Source information
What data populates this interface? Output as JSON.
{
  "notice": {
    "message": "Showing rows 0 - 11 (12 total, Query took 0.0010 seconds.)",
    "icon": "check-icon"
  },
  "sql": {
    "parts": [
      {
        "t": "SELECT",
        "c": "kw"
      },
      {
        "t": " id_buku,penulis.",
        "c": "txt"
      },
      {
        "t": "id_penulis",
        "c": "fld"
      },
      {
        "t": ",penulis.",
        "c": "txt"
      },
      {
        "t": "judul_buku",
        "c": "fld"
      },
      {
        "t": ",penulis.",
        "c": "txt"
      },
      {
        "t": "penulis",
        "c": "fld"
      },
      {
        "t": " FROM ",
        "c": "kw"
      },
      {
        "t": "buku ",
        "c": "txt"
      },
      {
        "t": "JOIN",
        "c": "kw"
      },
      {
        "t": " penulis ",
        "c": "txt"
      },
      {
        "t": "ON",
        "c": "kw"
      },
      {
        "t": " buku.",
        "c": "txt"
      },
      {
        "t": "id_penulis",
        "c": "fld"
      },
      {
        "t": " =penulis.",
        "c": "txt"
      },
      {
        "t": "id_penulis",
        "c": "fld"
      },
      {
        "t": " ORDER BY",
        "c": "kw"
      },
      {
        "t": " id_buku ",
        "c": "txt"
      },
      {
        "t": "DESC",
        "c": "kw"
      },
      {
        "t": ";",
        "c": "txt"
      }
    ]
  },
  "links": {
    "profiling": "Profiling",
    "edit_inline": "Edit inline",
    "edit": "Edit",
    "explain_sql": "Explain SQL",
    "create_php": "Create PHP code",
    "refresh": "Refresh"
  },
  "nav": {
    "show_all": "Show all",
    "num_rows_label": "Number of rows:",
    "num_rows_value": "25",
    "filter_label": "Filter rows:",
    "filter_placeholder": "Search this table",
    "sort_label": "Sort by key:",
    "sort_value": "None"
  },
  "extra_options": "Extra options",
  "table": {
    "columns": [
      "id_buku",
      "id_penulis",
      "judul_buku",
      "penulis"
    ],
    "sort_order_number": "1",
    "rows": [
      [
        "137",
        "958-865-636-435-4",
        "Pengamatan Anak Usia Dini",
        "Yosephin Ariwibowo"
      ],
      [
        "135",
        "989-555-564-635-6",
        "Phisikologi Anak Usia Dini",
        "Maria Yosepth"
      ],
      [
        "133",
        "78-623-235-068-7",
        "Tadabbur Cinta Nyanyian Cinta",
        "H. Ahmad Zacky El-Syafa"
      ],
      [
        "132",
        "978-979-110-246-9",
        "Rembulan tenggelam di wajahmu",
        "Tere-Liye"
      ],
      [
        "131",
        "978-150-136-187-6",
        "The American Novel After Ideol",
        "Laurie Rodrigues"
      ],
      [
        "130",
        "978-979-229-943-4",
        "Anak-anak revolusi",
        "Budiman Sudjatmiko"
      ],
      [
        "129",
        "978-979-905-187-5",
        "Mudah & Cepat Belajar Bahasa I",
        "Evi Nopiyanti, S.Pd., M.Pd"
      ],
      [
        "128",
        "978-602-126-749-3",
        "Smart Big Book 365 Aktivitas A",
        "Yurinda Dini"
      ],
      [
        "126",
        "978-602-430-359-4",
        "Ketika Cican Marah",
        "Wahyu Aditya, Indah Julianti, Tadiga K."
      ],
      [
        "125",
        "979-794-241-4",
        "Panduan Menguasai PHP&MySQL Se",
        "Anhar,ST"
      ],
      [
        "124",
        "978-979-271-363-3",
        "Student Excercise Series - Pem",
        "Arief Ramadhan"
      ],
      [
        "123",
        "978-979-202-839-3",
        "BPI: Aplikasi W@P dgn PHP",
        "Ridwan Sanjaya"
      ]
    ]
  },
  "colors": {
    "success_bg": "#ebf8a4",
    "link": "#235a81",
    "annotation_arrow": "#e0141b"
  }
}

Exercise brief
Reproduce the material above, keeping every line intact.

The completed task
What data populates this interface? Output as JSON.
{
  "notice": {
    "message": "Showing rows 0 - 11 (12 total, Query took 0.0010 seconds.)",
    "icon": "check-icon"
  },
  "sql": {
    "parts": [
      {
        "t": "SELECT",
        "c": "kw"
      },
      {
        "t": " id_buku,penulis.",
        "c": "txt"
      },
      {
        "t": "id_penulis",
        "c": "fld"
      },
      {
        "t": ",penulis.",
        "c": "txt"
      },
      {
        "t": "judul_buku",
        "c": "fld"
      },
      {
        "t": ",penulis.",
        "c": "txt"
      },
      {
        "t": "penulis",
        "c": "fld"
      },
      {
        "t": " FROM ",
        "c": "kw"
      },
      {
        "t": "buku ",
        "c": "txt"
      },
      {
        "t": "JOIN",
        "c": "kw"
      },
      {
        "t": " penulis ",
        "c": "txt"
      },
      {
        "t": "ON",
        "c": "kw"
      },
      {
        "t": " buku.",
        "c": "txt"
      },
      {
        "t": "id_penulis",
        "c": "fld"
      },
      {
        "t": " =penulis.",
        "c": "txt"
      },
      {
        "t": "id_penulis",
        "c": "fld"
      },
      {
        "t": " ORDER BY",
        "c": "kw"
      },
      {
        "t": " id_buku ",
        "c": "txt"
      },
      {
        "t": "DESC",
        "c": "kw"
      },
      {
        "t": ";",
        "c": "txt"
      }
    ]
  },
  "links": {
    "profiling": "Profiling",
    "edit_inline": "Edit inline",
    "edit": "Edit",
    "explain_sql": "Explain SQL",
    "create_php": "Create PHP code",
    "refresh": "Refresh"
  },
  "nav": {
    "show_all": "Show all",
    "num_rows_label": "Number of rows:",
    "num_rows_value": "25",
    "filter_label": "Filter rows:",
    "filter_placeholder": "Search this table",
    "sort_label": "Sort by key:",
    "sort_value": "None"
  },
  "extra_options": "Extra options",
  "table": {
    "columns": [
      "id_buku",
      "id_penulis",
      "judul_buku",
      "penulis"
    ],
    "sort_order_number": "1",
    "rows": [
      [
        "137",
        "958-865-636-435-4",
        "Pengamatan Anak Usia Dini",
        "Yosephin Ariwibowo"
      ],
      [
        "135",
        "989-555-564-635-6",
        "Phisikologi Anak Usia Dini",
        "Maria Yosepth"
      ],
      [
        "133",
        "78-623-235-068-7",
        "Tadabbur Cinta Nyanyian Cinta",
        "H. Ahmad Zacky El-Syafa"
      ],
      [
        "132",
        "978-979-110-246-9",
        "Rembulan tenggelam di wajahmu",
        "Tere-Liye"
      ],
      [
        "131",
        "978-150-136-187-6",
        "The American Novel After Ideol",
        "Laurie Rodrigues"
      ],
      [
        "130",
        "978-979-229-943-4",
        "Anak-anak revolusi",
        "Budiman Sudjatmiko"
      ],
      [
        "129",
        "978-979-905-187-5",
        "Mudah & Cepat Belajar Bahasa I",
        "Evi Nopiyanti, S.Pd., M.Pd"
      ],
      [
        "128",
        "978-602-126-749-3",
        "Smart Big Book 365 Aktivitas A",
        "Yurinda Dini"
      ],
      [
        "126",
        "978-602-430-359-4",
        "Ketika Cican Marah",
        "Wahyu Aditya, Indah Julianti, Tadiga K."
      ],
      [
        "125",
        "979-794-241-4",
        "Panduan Menguasai PHP&MySQL Se",
        "Anhar,ST"
      ],
      [
        "124",
        "978-979-271-363-3",
        "Student Excercise Series - Pem",
        "Arief Ramadhan"
      ],
      [
        "123",
        "978-979-202-839-3",
        "BPI: Aplikasi W@P dgn PHP",
        "Ridwan Sanjaya"
      ]
    ]
  },
  "colors": {
    "success_bg": "#ebf8a4",
    "link": "#235a81",
    "annotation_arrow": "#e0141b"
  }
}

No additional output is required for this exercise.